Rebooting the Exchange 2016 server prior to starting the upgrade process does not prevent this from happening. Also, there’s no difference between Exchange running on Windows 2012 R2 or Windows 2016.

The installation process has been tested by Microsoft and TAP customers, and tests are still conducted. It is somewhat clear what the root cause is for this issue, it is an MSI package that’s causing this issue. Please be aware that the Microsoft setup application executes around 200 MSI packages, and if only one MSI package is having difficulties you can see issues like this.
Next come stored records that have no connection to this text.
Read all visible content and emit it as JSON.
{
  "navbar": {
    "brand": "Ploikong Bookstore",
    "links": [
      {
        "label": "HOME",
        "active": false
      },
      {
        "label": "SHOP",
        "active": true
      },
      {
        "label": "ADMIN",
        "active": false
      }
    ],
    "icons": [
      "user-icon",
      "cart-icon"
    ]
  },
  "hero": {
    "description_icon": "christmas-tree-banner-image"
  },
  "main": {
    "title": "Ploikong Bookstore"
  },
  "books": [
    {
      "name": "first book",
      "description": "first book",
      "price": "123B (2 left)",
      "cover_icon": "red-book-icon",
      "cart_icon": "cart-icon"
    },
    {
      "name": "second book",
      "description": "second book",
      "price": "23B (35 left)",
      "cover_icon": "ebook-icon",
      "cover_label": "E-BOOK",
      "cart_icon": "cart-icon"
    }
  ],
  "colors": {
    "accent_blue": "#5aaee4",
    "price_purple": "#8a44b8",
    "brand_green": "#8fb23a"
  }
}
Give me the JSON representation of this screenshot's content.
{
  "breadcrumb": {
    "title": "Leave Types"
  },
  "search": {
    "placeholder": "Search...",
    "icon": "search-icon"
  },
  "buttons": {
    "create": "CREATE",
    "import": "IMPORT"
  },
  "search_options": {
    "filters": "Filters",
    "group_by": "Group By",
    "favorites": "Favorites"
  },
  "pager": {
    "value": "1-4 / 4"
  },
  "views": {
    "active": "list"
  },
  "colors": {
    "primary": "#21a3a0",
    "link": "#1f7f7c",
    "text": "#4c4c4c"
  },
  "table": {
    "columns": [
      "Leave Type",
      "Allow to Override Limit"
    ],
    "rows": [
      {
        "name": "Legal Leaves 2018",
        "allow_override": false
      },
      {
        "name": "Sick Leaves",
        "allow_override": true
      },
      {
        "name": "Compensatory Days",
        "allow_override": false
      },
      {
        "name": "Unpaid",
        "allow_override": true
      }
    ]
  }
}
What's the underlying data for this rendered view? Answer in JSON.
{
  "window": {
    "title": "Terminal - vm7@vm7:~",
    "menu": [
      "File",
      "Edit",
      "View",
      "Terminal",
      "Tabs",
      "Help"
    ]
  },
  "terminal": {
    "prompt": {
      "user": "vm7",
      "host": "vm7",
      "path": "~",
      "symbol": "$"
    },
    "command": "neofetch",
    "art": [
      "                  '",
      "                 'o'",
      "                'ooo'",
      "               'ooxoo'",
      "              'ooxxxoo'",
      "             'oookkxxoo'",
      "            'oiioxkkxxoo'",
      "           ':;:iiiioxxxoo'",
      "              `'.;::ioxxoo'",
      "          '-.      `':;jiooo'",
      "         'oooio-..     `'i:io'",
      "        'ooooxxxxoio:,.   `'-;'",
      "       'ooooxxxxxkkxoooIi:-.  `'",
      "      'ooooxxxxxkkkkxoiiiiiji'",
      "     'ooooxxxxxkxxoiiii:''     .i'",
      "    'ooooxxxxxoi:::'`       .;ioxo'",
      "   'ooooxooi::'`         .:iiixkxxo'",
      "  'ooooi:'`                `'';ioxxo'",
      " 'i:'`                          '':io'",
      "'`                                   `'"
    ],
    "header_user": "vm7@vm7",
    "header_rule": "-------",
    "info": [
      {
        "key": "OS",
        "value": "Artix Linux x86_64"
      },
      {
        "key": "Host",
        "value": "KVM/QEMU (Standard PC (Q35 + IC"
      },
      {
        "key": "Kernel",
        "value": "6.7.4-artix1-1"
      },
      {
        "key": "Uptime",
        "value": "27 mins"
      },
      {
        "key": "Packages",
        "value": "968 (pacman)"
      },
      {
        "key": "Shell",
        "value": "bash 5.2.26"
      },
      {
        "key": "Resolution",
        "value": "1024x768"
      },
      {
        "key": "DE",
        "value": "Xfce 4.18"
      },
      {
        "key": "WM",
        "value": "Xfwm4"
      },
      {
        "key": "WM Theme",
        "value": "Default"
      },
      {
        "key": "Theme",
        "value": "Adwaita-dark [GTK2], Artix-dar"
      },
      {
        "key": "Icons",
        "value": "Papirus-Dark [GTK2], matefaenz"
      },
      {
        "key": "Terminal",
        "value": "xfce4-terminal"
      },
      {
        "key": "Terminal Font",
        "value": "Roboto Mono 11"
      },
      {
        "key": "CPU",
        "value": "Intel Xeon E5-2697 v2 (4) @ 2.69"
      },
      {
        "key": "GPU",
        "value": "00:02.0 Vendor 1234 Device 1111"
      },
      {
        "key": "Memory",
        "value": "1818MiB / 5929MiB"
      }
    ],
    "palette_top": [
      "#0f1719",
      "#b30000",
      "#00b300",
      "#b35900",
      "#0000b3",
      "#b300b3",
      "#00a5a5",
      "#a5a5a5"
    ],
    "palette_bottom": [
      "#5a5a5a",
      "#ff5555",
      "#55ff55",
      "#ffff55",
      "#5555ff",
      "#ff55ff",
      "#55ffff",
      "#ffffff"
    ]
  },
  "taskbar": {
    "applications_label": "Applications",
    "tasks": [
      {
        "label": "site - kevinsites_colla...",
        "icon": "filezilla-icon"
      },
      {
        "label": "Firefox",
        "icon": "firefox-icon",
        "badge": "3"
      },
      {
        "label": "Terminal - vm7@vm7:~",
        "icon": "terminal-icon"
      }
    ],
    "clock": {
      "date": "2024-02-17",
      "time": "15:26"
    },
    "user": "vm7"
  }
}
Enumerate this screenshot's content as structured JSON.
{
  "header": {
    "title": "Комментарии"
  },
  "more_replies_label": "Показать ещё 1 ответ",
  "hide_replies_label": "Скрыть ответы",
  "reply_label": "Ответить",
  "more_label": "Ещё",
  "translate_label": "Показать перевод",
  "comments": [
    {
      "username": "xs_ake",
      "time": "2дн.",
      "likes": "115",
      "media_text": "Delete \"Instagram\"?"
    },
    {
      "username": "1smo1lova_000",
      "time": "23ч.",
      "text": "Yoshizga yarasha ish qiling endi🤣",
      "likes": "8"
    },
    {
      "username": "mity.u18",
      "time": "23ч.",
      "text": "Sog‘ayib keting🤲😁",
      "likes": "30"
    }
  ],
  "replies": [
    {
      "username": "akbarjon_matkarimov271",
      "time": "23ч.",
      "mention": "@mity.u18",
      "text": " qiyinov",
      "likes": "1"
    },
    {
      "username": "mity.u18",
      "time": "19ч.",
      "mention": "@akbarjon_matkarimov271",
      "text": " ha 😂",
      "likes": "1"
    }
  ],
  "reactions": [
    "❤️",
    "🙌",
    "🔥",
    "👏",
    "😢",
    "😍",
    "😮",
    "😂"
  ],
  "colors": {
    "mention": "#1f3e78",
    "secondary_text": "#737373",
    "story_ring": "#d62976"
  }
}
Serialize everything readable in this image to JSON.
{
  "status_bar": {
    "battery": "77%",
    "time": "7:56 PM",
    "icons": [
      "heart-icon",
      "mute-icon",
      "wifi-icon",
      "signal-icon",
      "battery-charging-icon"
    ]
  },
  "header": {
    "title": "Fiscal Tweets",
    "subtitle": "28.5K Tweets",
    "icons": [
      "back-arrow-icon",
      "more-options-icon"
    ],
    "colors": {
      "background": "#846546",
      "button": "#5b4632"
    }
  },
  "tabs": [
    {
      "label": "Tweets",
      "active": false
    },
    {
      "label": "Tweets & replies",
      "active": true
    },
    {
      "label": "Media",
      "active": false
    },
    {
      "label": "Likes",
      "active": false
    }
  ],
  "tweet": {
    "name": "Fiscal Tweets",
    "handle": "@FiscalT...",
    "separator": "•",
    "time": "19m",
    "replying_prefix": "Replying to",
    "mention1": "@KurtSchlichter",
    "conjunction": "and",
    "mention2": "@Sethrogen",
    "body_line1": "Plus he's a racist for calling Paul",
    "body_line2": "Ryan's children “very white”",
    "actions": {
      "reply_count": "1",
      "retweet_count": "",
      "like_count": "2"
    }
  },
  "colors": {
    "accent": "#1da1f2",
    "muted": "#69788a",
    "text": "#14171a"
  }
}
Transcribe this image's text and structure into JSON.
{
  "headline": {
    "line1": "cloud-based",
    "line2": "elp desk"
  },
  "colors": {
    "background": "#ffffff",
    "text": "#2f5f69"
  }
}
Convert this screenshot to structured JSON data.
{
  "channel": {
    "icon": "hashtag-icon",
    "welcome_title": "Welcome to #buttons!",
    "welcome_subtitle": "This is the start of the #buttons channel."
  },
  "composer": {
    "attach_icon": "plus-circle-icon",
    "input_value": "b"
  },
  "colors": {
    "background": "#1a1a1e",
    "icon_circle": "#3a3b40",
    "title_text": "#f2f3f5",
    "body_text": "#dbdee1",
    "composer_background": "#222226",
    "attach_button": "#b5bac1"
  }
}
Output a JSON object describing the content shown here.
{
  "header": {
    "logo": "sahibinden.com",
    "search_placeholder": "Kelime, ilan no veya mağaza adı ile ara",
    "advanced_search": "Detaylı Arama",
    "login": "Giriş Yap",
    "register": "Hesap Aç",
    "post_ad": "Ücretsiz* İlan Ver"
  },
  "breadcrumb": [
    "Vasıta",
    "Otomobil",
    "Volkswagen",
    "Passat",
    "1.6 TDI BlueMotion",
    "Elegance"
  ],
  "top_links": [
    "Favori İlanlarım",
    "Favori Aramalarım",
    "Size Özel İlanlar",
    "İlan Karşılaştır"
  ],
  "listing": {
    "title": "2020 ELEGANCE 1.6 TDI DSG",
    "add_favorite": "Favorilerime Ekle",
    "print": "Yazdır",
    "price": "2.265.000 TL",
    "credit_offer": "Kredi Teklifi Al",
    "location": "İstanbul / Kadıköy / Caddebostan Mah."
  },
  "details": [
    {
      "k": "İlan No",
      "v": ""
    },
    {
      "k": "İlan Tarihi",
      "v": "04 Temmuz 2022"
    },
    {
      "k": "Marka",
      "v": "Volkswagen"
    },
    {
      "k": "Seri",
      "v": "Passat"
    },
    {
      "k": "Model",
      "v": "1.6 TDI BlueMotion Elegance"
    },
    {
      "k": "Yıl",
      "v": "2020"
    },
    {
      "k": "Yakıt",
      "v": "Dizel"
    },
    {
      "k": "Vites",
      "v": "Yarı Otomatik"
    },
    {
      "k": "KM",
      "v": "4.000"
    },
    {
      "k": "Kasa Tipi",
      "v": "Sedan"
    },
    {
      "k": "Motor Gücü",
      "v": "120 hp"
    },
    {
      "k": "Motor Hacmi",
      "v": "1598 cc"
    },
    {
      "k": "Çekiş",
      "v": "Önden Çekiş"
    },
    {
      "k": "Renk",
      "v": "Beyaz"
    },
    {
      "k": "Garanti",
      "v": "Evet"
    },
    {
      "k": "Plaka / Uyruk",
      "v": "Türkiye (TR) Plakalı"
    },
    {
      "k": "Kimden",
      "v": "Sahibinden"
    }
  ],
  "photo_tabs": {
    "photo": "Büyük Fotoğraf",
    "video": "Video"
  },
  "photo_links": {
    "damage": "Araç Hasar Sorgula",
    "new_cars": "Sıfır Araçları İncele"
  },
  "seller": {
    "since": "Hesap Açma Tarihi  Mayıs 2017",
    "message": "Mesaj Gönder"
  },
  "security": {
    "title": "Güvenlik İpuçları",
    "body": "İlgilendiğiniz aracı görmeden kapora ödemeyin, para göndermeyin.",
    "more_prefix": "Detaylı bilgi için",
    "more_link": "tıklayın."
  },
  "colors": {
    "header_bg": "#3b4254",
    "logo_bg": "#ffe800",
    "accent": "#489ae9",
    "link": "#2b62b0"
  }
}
Because of the number of MSI packages it is not possible to check in advance if your server will experience this issue.

At this moment the only solution is to reboot the server when requested and restart the application program.

Upgrade Hybrid Server to Exchange 2016

I’m running a coexistence scenario with Exchange 2013 and Exchange 2016 without too many issues. My hybrid server is running on Exchange 2013 from the beginning, and it is time to upgrade this server to Exchange 2016.

If you have configured your Exchange environment correctly the hybrid server is nothing special. In my environment the hybrid server is just used for sending SMTP messages between Exchange Online and Exchange on-premises, and it is used for migrating Mailboxes back and forth.

Upgrading the existing Exchange 2013 hybrid server to Exchange 2016 is actually just a matter of installing a new Exchange 2016 Mailbox server, configure it correctly like the old Exchange 2013 hybrid server and rerun the Hybrid Configuration Wizard application.

image

Figure 1. The new hybrid server (hybrid02) will be installed next to the old hybrid server (hybrid01)

Continue reading Upgrade Hybrid Server to Exchange 2016